Exercise directions → Pictures are not part of the copy; retype all the records below exactly.

Top of Exercise inputs

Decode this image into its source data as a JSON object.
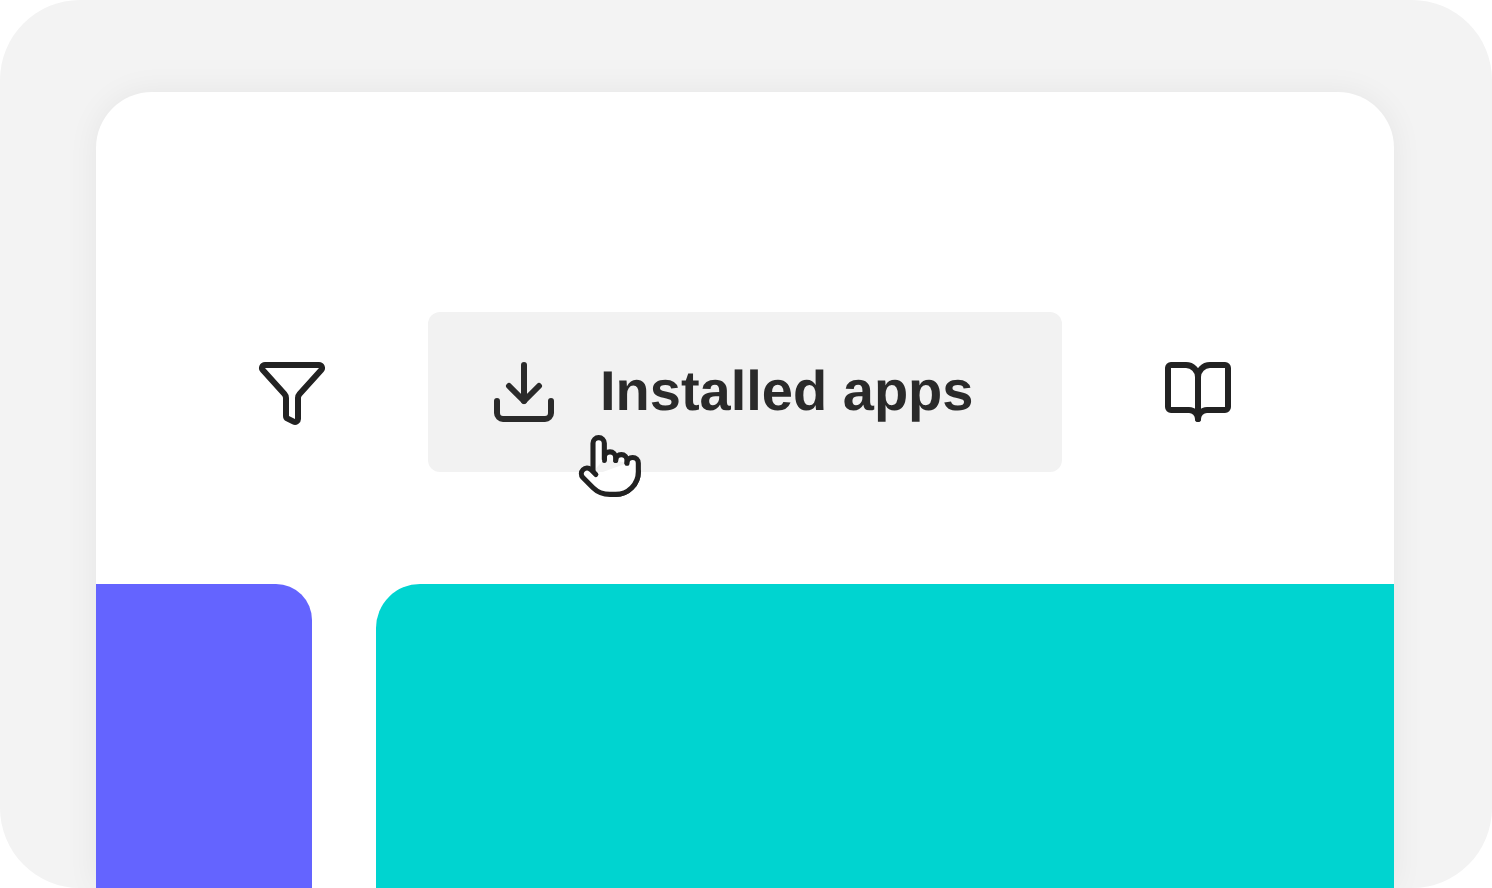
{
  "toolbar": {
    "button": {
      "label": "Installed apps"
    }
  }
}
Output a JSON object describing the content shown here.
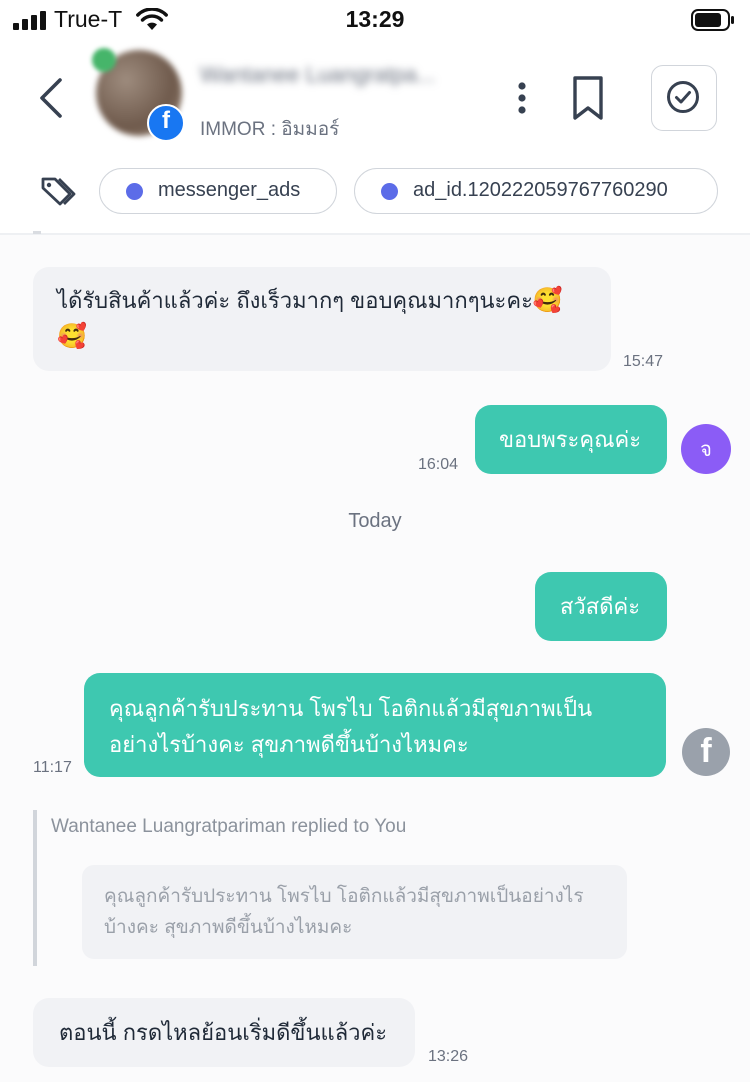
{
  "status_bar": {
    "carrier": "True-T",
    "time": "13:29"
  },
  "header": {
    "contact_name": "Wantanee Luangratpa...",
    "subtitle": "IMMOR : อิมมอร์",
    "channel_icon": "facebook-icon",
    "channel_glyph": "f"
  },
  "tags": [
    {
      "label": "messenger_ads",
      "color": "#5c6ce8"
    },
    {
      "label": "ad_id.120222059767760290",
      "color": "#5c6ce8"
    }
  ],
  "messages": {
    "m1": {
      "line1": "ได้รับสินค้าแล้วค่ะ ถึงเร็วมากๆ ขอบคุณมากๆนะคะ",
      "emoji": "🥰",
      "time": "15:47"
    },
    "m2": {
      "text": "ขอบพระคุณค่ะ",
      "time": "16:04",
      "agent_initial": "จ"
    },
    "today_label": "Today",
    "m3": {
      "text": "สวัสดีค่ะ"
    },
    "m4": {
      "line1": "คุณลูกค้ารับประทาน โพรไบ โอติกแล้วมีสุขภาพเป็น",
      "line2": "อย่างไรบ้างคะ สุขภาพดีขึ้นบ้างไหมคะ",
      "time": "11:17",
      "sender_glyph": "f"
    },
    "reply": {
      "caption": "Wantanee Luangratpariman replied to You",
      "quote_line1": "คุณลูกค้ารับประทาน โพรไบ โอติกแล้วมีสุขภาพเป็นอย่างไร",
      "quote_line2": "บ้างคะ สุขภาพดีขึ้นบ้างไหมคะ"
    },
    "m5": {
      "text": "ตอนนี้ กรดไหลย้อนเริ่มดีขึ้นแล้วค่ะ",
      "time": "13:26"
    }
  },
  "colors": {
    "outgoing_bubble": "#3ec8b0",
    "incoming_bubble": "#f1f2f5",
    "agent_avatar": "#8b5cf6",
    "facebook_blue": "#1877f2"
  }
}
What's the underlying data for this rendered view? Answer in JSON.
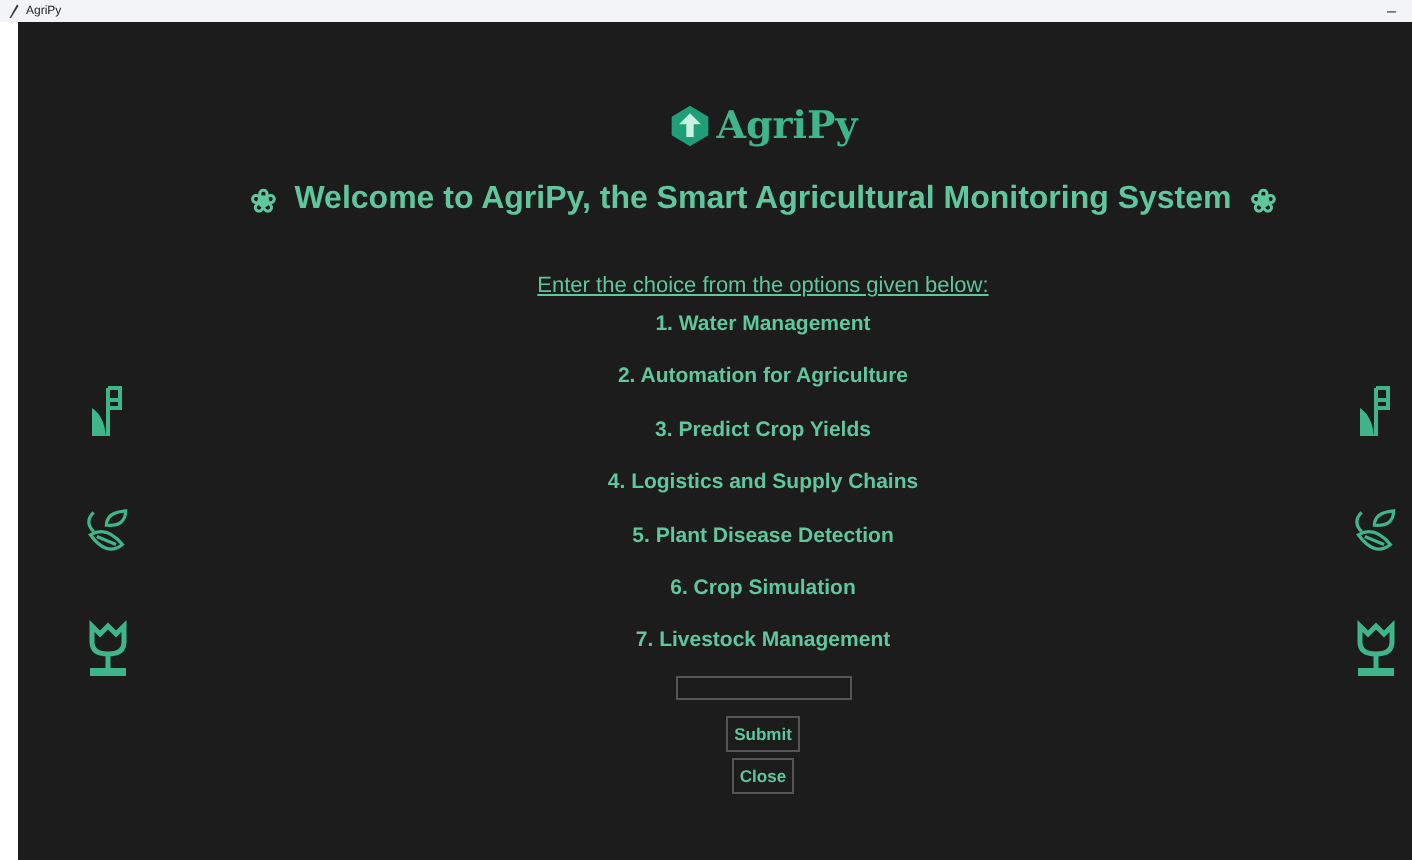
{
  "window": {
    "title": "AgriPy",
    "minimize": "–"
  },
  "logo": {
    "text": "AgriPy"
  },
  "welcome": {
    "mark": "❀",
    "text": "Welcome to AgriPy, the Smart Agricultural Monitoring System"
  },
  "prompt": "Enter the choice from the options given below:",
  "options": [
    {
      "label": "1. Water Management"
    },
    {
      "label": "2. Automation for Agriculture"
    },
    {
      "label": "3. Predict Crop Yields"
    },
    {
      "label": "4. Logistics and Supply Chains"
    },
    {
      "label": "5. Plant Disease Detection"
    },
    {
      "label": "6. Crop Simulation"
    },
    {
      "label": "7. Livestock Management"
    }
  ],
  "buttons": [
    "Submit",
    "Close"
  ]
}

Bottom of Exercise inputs

Response to the task →
Decode this image into its source data as a JSON object.
{
  "toolbar": {
    "button": {
      "label": "Installed apps"
    }
  }
}
Output a JSON object describing the content shown here.
{
  "status_bar": {
    "carrier": "True-T",
    "time": "13:29"
  },
  "header": {
    "contact_name": "Wantanee Luangratpa...",
    "subtitle": "IMMOR : อิมมอร์",
    "channel_icon": "facebook-icon",
    "channel_glyph": "f"
  },
  "tags": [
    {
      "label": "messenger_ads",
      "color": "#5c6ce8"
    },
    {
      "label": "ad_id.120222059767760290",
      "color": "#5c6ce8"
    }
  ],
  "messages": {
    "m1": {
      "line1": "ได้รับสินค้าแล้วค่ะ ถึงเร็วมากๆ ขอบคุณมากๆนะคะ",
      "emoji": "🥰",
      "time": "15:47"
    },
    "m2": {
      "text": "ขอบพระคุณค่ะ",
      "time": "16:04",
      "agent_initial": "จ"
    },
    "today_label": "Today",
    "m3": {
      "text": "สวัสดีค่ะ"
    },
    "m4": {
      "line1": "คุณลูกค้ารับประทาน โพรไบ โอติกแล้วมีสุขภาพเป็น",
      "line2": "อย่างไรบ้างคะ สุขภาพดีขึ้นบ้างไหมคะ",
      "time": "11:17",
      "sender_glyph": "f"
    },
    "reply": {
      "caption": "Wantanee Luangratpariman replied to You",
      "quote_line1": "คุณลูกค้ารับประทาน โพรไบ โอติกแล้วมีสุขภาพเป็นอย่างไร",
      "quote_line2": "บ้างคะ สุขภาพดีขึ้นบ้างไหมคะ"
    },
    "m5": {
      "text": "ตอนนี้ กรดไหลย้อนเริ่มดีขึ้นแล้วค่ะ",
      "time": "13:26"
    }
  },
  "colors": {
    "outgoing_bubble": "#3ec8b0",
    "incoming_bubble": "#f1f2f5",
    "agent_avatar": "#8b5cf6",
    "facebook_blue": "#1877f2"
  }
}
What's the underlying data for this rendered view? Answer in JSON.
{
  "window": {
    "title": "AgriPy",
    "minimize": "–"
  },
  "logo": {
    "text": "AgriPy"
  },
  "welcome": {
    "mark": "❀",
    "text": "Welcome to AgriPy, the Smart Agricultural Monitoring System"
  },
  "prompt": "Enter the choice from the options given below:",
  "options": [
    {
      "label": "1. Water Management"
    },
    {
      "label": "2. Automation for Agriculture"
    },
    {
      "label": "3. Predict Crop Yields"
    },
    {
      "label": "4. Logistics and Supply Chains"
    },
    {
      "label": "5. Plant Disease Detection"
    },
    {
      "label": "6. Crop Simulation"
    },
    {
      "label": "7. Livestock Management"
    }
  ],
  "buttons": [
    "Submit",
    "Close"
  ]
}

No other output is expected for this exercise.